Four buttons are all you'll ever need in Persona 4 Arena. Two buttons act as weak/strong attacks for your human/bear character while the other two are weak/strong attacks for their respective persona. Persona attacks work a lot like assists in the Marvel vs. Capcom series. While the Persona attacks, the human can sometimes do his own thing. When I played for myself I chose Akihiko from Persona 3 who is a slow and deliberate boxing styled fighter. His Strong Persona attack made a gravity field that could draw in your opponent so that Akihiko himself could easily reach him for a haymaker. While I admittedly got my ass handed to me it was still a lot of fun and even I could see the different tactics at play for different characters.

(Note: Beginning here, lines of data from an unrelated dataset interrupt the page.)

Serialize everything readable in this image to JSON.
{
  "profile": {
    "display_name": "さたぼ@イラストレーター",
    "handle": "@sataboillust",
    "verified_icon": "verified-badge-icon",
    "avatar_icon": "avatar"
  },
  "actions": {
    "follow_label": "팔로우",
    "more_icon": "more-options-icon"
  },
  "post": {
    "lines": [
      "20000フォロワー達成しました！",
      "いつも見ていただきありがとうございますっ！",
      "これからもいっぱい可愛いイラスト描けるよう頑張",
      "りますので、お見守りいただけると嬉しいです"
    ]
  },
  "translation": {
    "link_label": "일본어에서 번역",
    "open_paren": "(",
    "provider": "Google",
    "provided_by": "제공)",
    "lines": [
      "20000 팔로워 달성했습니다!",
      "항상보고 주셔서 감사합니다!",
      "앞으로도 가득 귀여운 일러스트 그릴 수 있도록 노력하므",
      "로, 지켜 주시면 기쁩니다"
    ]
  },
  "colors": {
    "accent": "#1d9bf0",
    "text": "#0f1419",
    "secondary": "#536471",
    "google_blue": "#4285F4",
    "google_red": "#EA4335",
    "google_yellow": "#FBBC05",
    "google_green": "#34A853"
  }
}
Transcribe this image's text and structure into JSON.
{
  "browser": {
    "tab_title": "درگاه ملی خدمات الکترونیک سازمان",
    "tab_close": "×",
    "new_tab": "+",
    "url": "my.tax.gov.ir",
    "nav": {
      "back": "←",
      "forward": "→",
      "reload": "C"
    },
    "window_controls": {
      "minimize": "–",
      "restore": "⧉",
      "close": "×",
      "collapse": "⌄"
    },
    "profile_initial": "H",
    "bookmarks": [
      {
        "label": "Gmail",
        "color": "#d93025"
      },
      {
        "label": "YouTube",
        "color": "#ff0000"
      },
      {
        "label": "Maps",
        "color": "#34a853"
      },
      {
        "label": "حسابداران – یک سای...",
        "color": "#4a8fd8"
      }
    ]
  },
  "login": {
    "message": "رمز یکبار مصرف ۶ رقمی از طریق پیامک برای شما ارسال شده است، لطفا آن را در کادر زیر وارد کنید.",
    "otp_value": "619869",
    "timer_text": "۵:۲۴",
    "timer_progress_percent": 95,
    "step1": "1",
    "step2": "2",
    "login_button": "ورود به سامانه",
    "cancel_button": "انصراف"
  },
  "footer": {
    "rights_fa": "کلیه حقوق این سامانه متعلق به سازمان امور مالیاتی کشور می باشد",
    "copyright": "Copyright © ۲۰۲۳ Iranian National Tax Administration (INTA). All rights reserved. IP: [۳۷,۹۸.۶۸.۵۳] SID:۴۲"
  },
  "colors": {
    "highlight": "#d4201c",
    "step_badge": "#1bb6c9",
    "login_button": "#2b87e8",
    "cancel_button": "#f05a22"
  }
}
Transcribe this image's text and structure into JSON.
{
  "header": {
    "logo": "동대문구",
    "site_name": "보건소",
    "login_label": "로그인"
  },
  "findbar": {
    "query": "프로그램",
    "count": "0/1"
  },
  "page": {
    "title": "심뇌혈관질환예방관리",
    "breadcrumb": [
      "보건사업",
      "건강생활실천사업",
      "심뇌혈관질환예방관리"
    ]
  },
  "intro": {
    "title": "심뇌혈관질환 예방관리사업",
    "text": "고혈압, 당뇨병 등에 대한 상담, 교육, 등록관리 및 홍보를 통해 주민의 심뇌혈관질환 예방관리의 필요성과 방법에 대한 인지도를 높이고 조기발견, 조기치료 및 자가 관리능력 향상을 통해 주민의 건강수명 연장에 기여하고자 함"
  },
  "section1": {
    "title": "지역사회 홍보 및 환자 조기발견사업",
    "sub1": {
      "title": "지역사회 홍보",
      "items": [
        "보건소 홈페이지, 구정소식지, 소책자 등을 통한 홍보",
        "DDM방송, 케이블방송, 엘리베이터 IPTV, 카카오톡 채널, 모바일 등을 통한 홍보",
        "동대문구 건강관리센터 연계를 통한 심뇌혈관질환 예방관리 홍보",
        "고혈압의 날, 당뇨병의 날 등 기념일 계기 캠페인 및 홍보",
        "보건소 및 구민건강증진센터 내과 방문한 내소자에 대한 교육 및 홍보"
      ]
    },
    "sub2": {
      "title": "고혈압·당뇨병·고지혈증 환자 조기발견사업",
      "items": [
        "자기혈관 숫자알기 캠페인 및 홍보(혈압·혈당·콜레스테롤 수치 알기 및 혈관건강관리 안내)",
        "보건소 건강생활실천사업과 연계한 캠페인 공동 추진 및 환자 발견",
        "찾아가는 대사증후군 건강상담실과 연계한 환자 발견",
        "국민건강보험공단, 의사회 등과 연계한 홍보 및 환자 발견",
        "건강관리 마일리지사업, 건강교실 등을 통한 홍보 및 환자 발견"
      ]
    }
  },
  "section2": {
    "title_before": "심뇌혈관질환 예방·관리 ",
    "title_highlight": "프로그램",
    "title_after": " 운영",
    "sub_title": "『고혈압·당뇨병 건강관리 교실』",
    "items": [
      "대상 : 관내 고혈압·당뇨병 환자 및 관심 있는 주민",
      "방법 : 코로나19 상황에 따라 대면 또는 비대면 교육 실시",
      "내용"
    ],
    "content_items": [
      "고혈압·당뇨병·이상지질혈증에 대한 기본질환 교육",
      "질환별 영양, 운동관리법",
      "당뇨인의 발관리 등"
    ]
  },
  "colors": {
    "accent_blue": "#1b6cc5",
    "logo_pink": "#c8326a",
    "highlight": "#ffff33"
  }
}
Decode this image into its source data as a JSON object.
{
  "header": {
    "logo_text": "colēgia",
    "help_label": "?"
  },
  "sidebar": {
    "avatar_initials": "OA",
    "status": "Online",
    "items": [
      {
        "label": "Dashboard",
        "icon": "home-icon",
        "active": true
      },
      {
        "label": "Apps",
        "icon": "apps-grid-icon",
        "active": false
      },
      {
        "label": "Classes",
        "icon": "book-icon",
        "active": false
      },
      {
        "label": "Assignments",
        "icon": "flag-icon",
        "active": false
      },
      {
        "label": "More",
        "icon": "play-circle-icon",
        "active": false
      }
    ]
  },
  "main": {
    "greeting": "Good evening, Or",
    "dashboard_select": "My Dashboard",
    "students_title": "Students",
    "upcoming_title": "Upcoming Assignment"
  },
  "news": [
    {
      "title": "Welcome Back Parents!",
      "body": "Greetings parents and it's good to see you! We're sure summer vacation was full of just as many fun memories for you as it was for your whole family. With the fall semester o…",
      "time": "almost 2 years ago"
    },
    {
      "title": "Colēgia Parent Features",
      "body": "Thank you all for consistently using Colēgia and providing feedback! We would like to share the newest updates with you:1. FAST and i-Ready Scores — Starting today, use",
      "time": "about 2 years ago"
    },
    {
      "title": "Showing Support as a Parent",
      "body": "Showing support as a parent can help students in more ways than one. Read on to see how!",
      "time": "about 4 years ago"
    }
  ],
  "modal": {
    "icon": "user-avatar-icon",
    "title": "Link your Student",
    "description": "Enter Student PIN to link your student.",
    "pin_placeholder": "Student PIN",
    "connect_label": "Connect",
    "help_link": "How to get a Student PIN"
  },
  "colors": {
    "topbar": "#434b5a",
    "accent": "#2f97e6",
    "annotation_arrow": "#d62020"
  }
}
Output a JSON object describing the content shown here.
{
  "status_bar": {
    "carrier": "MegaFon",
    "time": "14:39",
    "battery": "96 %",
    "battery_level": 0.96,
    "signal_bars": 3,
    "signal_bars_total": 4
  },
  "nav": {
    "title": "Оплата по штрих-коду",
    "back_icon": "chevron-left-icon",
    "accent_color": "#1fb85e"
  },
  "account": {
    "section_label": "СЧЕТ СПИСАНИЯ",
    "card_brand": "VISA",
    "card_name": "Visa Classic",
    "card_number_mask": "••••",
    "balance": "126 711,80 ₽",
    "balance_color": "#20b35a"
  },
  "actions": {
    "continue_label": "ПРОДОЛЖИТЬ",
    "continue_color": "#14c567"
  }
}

Some of the specific gameplay systems put into the game were also interesting. When your Persona is out it isn't invincible and can get hit just like your human character. Whenever it gets hit enough a card indicator near your health bar will decrease. Decrease it to zero and you'll be without a Persona until it slowly fills back up; things can get quite tense once your Persona's life meter is down to just one. There is also an auto combo finisher function which automatically does a super move if you press a button repeatedly. It does significantly less damage than if you do the super move the normal way but it allows newcomers to put out some flashy moves and at least feel like they have a shot.
On the other side of things you have the Atlus Persona team working with Arc System Works to make sure that the aesthetic is there, and it really is. Most of the original voice actors/actresses make a return as well, so it feels like an extension of the Persona 4 universe. Levels are even treated like channels from Persona 4's TV world. This feeling doesn't just extend to the aesthetics, though, as the gameplay includes classic status effects common to the Persona titles like Poison and Confuse. I don't even want to think about trying to play a fast paced fighter with all of my directional controls reversed.
If that isn't enough Persona 4 to satiate you, you probably need to get Persona 4 Golden for the PSVita. While for the most part it's the same game that was on the PS2 there's still a lot to love about this portable remake. First, the visuals have all been redone - they're now in a higher resolution and have noticeably better antialiasing. Textures and avatars have been redone as well. Unlike when Persona 3 was made portable there's nothing taken out to fit it into the portable format this time around.
Some of the most interesting features of Persona 4 Golden actually come from the bonus materials. By flipping through channels in the TV listings you can get access to various videos like anime cutscenes redone for the Vita's resolution or unlockable music from the game. You can even watch video clips from Persona Music Live concerts performed around Japan.
So, sadly, there's still no official word on Persona 5, but fans of Persona 4 should have a lot to look forward to in the coming year. Here's hoping it's enough to curb our Persona appetite when Persona 4 Arena releases on PS3 and Xbox360 on August 7th and Persona 4 Golden releases on PSVita in the Fall.